## [SOURCE DATA]
_ _ _ _ _

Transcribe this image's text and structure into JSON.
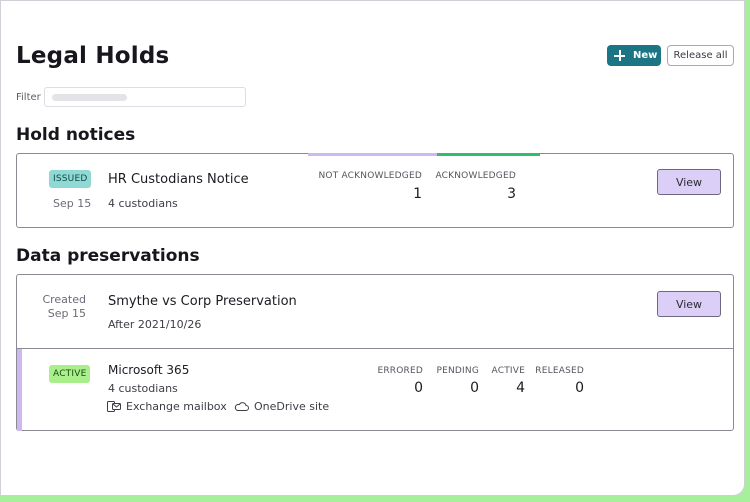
{
  "header": {
    "title": "Legal Holds",
    "new_label": "New",
    "release_all_label": "Release all"
  },
  "filter": {
    "label": "Filter",
    "placeholder": ""
  },
  "hold_notices": {
    "section_title": "Hold notices",
    "item": {
      "status": "ISSUED",
      "date": "Sep 15",
      "title": "HR Custodians Notice",
      "custodians": "4 custodians",
      "stats": [
        {
          "label": "NOT ACKNOWLEDGED",
          "value": "1"
        },
        {
          "label": "ACKNOWLEDGED",
          "value": "3"
        }
      ],
      "progress": {
        "not_acknowledged": 1,
        "acknowledged": 3,
        "not_ack_color": "#cdb8f1",
        "ack_color": "#2fbf6b"
      },
      "view_label": "View"
    }
  },
  "data_preservations": {
    "section_title": "Data preservations",
    "item": {
      "created_label": "Created",
      "date": "Sep 15",
      "title": "Smythe vs Corp Preservation",
      "after": "After 2021/10/26",
      "view_label": "View",
      "source": {
        "status": "ACTIVE",
        "title": "Microsoft 365",
        "custodians": "4 custodians",
        "services": [
          {
            "icon": "exchange-icon",
            "label": "Exchange mailbox"
          },
          {
            "icon": "onedrive-icon",
            "label": "OneDrive site"
          }
        ],
        "stats": [
          {
            "label": "ERRORED",
            "value": "0"
          },
          {
            "label": "PENDING",
            "value": "0"
          },
          {
            "label": "ACTIVE",
            "value": "4"
          },
          {
            "label": "RELEASED",
            "value": "0"
          }
        ]
      }
    }
  },
  "colors": {
    "primary": "#1b7585",
    "view_button": "#dccff7",
    "accent": "#cdb8f1"
  }
}
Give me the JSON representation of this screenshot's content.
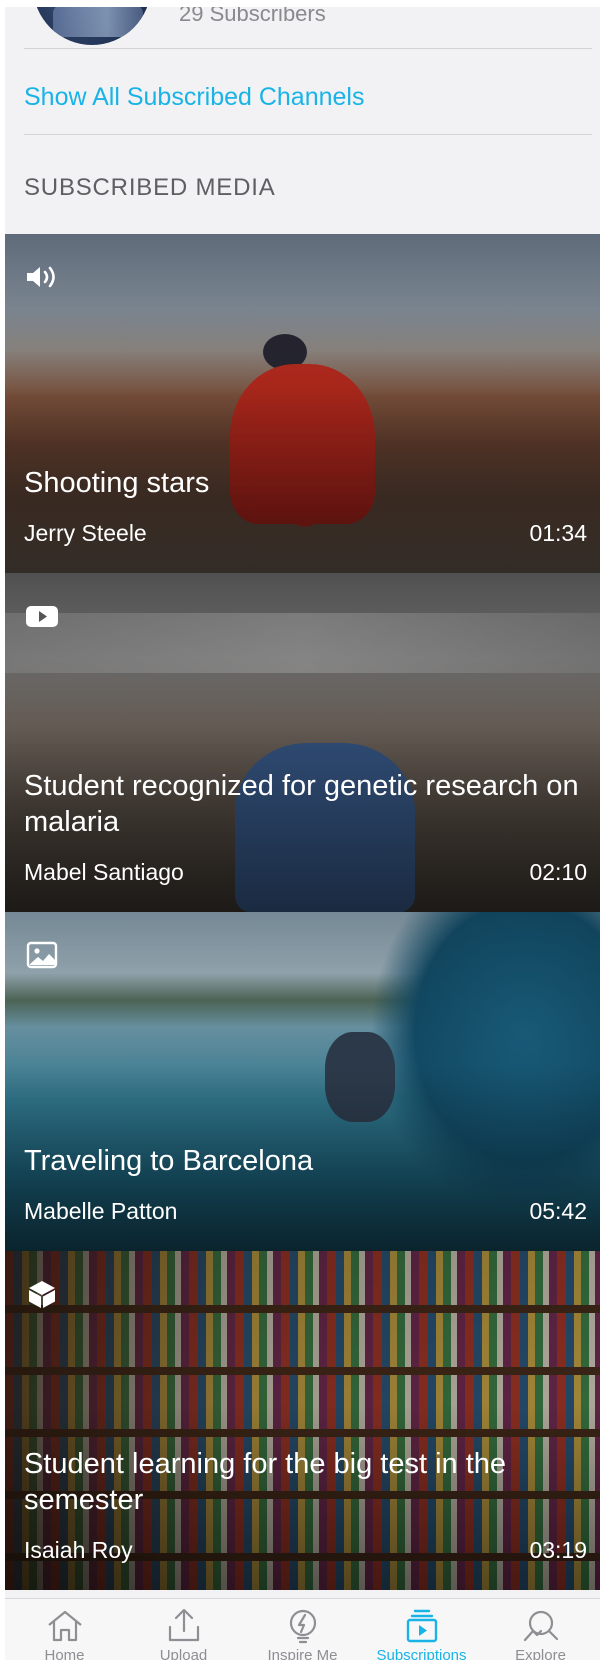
{
  "channel": {
    "subscribers": "29 Subscribers"
  },
  "show_all_label": "Show All Subscribed Channels",
  "section_title": "SUBSCRIBED MEDIA",
  "media": [
    {
      "type_icon": "speaker-icon",
      "title": "Shooting stars",
      "author": "Jerry Steele",
      "duration": "01:34"
    },
    {
      "type_icon": "video-play-icon",
      "title": "Student recognized for genetic research on malaria",
      "author": "Mabel Santiago",
      "duration": "02:10"
    },
    {
      "type_icon": "image-icon",
      "title": "Traveling to Barcelona",
      "author": "Mabelle Patton",
      "duration": "05:42"
    },
    {
      "type_icon": "cube-icon",
      "title": "Student learning for the big test in the semester",
      "author": "Isaiah Roy",
      "duration": "03:19"
    }
  ],
  "tabs": [
    {
      "label": "Home",
      "icon": "home-icon",
      "active": false
    },
    {
      "label": "Upload",
      "icon": "upload-icon",
      "active": false
    },
    {
      "label": "Inspire Me",
      "icon": "lightbulb-icon",
      "active": false
    },
    {
      "label": "Subscriptions",
      "icon": "subscriptions-icon",
      "active": true
    },
    {
      "label": "Explore",
      "icon": "explore-search-icon",
      "active": false
    }
  ],
  "colors": {
    "accent": "#19b3e6",
    "background": "#f2f2f4",
    "muted_text": "#8a8a8e"
  }
}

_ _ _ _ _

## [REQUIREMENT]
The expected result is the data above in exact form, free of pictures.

## [OUTPUT BELOW]
Transcribe this image's text and structure into JSON.
{
  "header": {
    "title": "Legal Holds",
    "new_label": "New",
    "release_all_label": "Release all"
  },
  "filter": {
    "label": "Filter",
    "placeholder": ""
  },
  "hold_notices": {
    "section_title": "Hold notices",
    "item": {
      "status": "ISSUED",
      "date": "Sep 15",
      "title": "HR Custodians Notice",
      "custodians": "4 custodians",
      "stats": [
        {
          "label": "NOT ACKNOWLEDGED",
          "value": "1"
        },
        {
          "label": "ACKNOWLEDGED",
          "value": "3"
        }
      ],
      "progress": {
        "not_acknowledged": 1,
        "acknowledged": 3,
        "not_ack_color": "#cdb8f1",
        "ack_color": "#2fbf6b"
      },
      "view_label": "View"
    }
  },
  "data_preservations": {
    "section_title": "Data preservations",
    "item": {
      "created_label": "Created",
      "date": "Sep 15",
      "title": "Smythe vs Corp Preservation",
      "after": "After 2021/10/26",
      "view_label": "View",
      "source": {
        "status": "ACTIVE",
        "title": "Microsoft 365",
        "custodians": "4 custodians",
        "services": [
          {
            "icon": "exchange-icon",
            "label": "Exchange mailbox"
          },
          {
            "icon": "onedrive-icon",
            "label": "OneDrive site"
          }
        ],
        "stats": [
          {
            "label": "ERRORED",
            "value": "0"
          },
          {
            "label": "PENDING",
            "value": "0"
          },
          {
            "label": "ACTIVE",
            "value": "4"
          },
          {
            "label": "RELEASED",
            "value": "0"
          }
        ]
      }
    }
  },
  "colors": {
    "primary": "#1b7585",
    "view_button": "#dccff7",
    "accent": "#cdb8f1"
  }
}
Give me the JSON representation of this screenshot's content.
{
  "channel": {
    "subscribers": "29 Subscribers"
  },
  "show_all_label": "Show All Subscribed Channels",
  "section_title": "SUBSCRIBED MEDIA",
  "media": [
    {
      "type_icon": "speaker-icon",
      "title": "Shooting stars",
      "author": "Jerry Steele",
      "duration": "01:34"
    },
    {
      "type_icon": "video-play-icon",
      "title": "Student recognized for genetic research on malaria",
      "author": "Mabel Santiago",
      "duration": "02:10"
    },
    {
      "type_icon": "image-icon",
      "title": "Traveling to Barcelona",
      "author": "Mabelle Patton",
      "duration": "05:42"
    },
    {
      "type_icon": "cube-icon",
      "title": "Student learning for the big test in the semester",
      "author": "Isaiah Roy",
      "duration": "03:19"
    }
  ],
  "tabs": [
    {
      "label": "Home",
      "icon": "home-icon",
      "active": false
    },
    {
      "label": "Upload",
      "icon": "upload-icon",
      "active": false
    },
    {
      "label": "Inspire Me",
      "icon": "lightbulb-icon",
      "active": false
    },
    {
      "label": "Subscriptions",
      "icon": "subscriptions-icon",
      "active": true
    },
    {
      "label": "Explore",
      "icon": "explore-search-icon",
      "active": false
    }
  ],
  "colors": {
    "accent": "#19b3e6",
    "background": "#f2f2f4",
    "muted_text": "#8a8a8e"
  }
}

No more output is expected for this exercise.